In the context of post-secondary education, research imperatives are frequently handed down; dropped into neighborhoods as a direct extension of academic interests. Yet, the feedback received from communities is that research participation is often taxing and that its outcomes are rarely as useful to the people on the ground as they are to academia.
The Park-Extension-based community-based action research (CBAR) Network aims to bring into visibility, in the Park-Extension context, the relationship between knowledge, collective work and the social-political. This occurs in relation to neighborhood-specific interventions driven by researchers that allow participating institutions to benefit from: increased visibility, access to research funding and access to community partnership. Coordinated CBAR practices can also lead to opportunities for residents to be meaningfully engaged in research and community organizing for equitable neighbourhood change. Although this coordinated research work in Park-Extension is still in its infancy, it has so far hinted at the extent to which strategically situated, agency-laden research initiatives can contribute to localized community organizing and help bridge a disconnect between institutional good-intents versus actual impact.

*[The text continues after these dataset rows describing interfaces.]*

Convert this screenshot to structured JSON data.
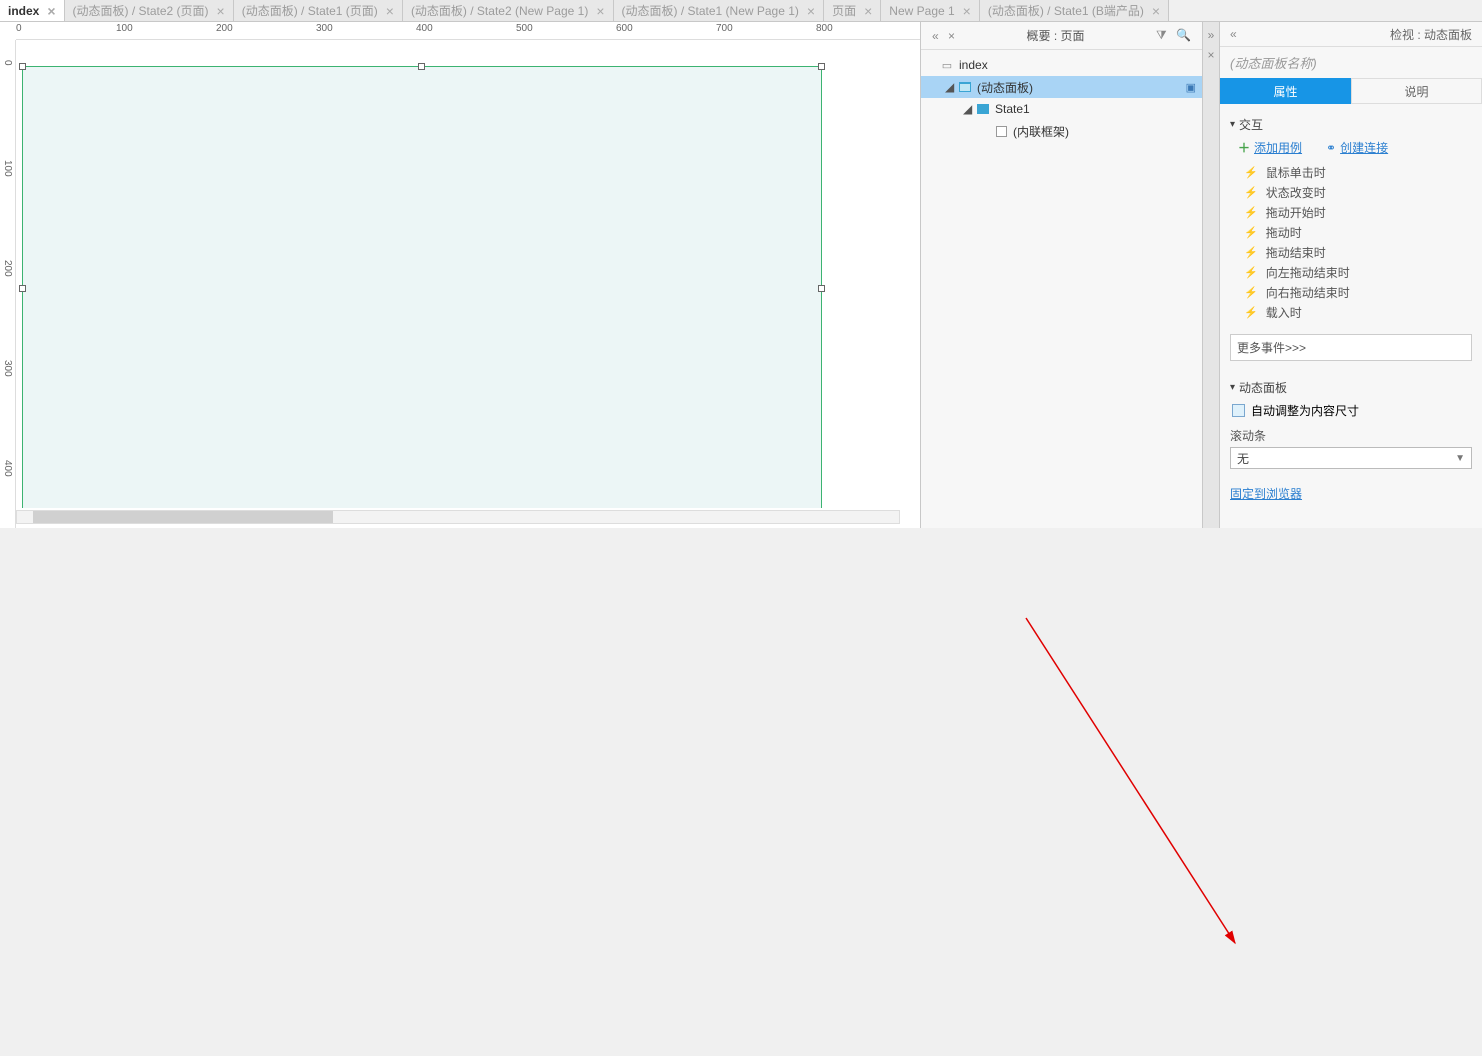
{
  "tabs": [
    {
      "label": "index",
      "active": true
    },
    {
      "label": "(动态面板) / State2 (页面)",
      "active": false
    },
    {
      "label": "(动态面板) / State1 (页面)",
      "active": false
    },
    {
      "label": "(动态面板) / State2 (New Page 1)",
      "active": false
    },
    {
      "label": "(动态面板) / State1 (New Page 1)",
      "active": false
    },
    {
      "label": "页面",
      "active": false
    },
    {
      "label": "New Page 1",
      "active": false
    },
    {
      "label": "(动态面板) / State1 (B端产品)",
      "active": false
    }
  ],
  "ruler_h": [
    "0",
    "100",
    "200",
    "300",
    "400",
    "500",
    "600",
    "700",
    "800"
  ],
  "ruler_v": [
    "0",
    "100",
    "200",
    "300",
    "400"
  ],
  "outline": {
    "title": "概要 : 页面",
    "items": [
      {
        "indent": 0,
        "icon": "page",
        "label": "index",
        "caret": false
      },
      {
        "indent": 1,
        "icon": "panel",
        "label": "(动态面板)",
        "caret": true,
        "selected": true,
        "edit": true
      },
      {
        "indent": 2,
        "icon": "state",
        "label": "State1",
        "caret": true
      },
      {
        "indent": 3,
        "icon": "box",
        "label": "(内联框架)",
        "caret": false
      }
    ]
  },
  "props": {
    "top_label": "检视 : 动态面板",
    "name_placeholder": "(动态面板名称)",
    "tab_on": "属性",
    "tab_off": "说明",
    "section_interact": "交互",
    "add_case": "添加用例",
    "create_link": "创建连接",
    "events": [
      "鼠标单击时",
      "状态改变时",
      "拖动开始时",
      "拖动时",
      "拖动结束时",
      "向左拖动结束时",
      "向右拖动结束时",
      "载入时"
    ],
    "more": "更多事件>>>",
    "section_panel": "动态面板",
    "auto_fit": "自动调整为内容尺寸",
    "scrollbar_label": "滚动条",
    "scrollbar_value": "无",
    "fix_link": "固定到浏览器"
  }
}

The C-FAR (Critical Feminist Activism and Research) project out of Concordia’s Simone de Beauvoir Institute is a community-building, research and training initiative emerging from an intersectional feminist framework anchored in anti-racist and anti-oppressive approaches to equity, inclusion and representation on campus and across communities. In speaking and working with people across differences, C-FAR strives to reimagine how our university works and who it works for in order to foster a non-binary learning space that is intentionally inclusive and accessible, anti-racist and anti-colonial.
Using these two case studies as a starting point, this Living Knowledge event considers solidarity approaches to research and the role that post-secondary education can play in neighborhood-based rights advocacy. To what extent is research in community an extension of unchecked privilege? Who’s benefitting most from research? And, most importantly, what would it take to share and tangibly redirect those benefits?
Faiz Abhuani has been a community organizer for over 15 years. He has worked on a number of issues around expanding access to healthcare, immigrant rights and popular education. He has contributed to the efforts of a variety of organizations including Project Genesis, Le Frigo Vert, No One Is Illegal, CKUT 90.3FM, Qpirg Concordia, Moisson Montréal and the Students' Society of McGill University (SSMU). His objective remains to promote a long term vision for social change and to raise awareness on the importance of building infrastructure for success.
Naomi Nichols is an Assistant Professor in the Department of Integrated Studies in Education at McGill University. She has been doing feminist, community-based and participatory research since 2007.
Alex Megelas is a programs coordinator at the Concordia University Office of Community Engagement, where he is responsible for the University of the Streets Café program. He is a PhD student in Integrated Studies in Education at McGill University currently working on a SSHRC insight development grant looking at poverty reduction strategies across Quebec and Southern Ontario. He is an affiliate facilitator of the Centre for Community Organizations (COCo).
Meghan Gagliardi is a Master’s student in Geography at Concordia University studying the role and expertise of student organizers in dismantling racism and hegemonic whiteness in the Canadian university. Apart from her research, Meghan writes poetry. As Project Coordinator, Meghan maintains C-FAR’s existing projects and relationships, analyzes, writes about and shares the results of C-FAR’s work and develops and supports emerging projects tackling systemic injustices in our universities and beyond.
Annick Gold is a Master’s student in Communications at Concordia University studying Black identity in Montreal (its iterations, eras of thought, and intersectionality). Beyond Annick’s research work, she is a radio host, filmmaker and multimedia artist. As Outreach Coordinator, Annick has been creating links between the Montreal community, the campus, the university and the project.
Living Knowledge strives to bring together faculty, staff and students who share a passion for community engaged scholarship, with the goal of creating connections, sharing ideas and strengthening our collective practice. Community organizers and representatives from other universities are also welcome. For more information, please email email@example.com or follow this link to RSVP.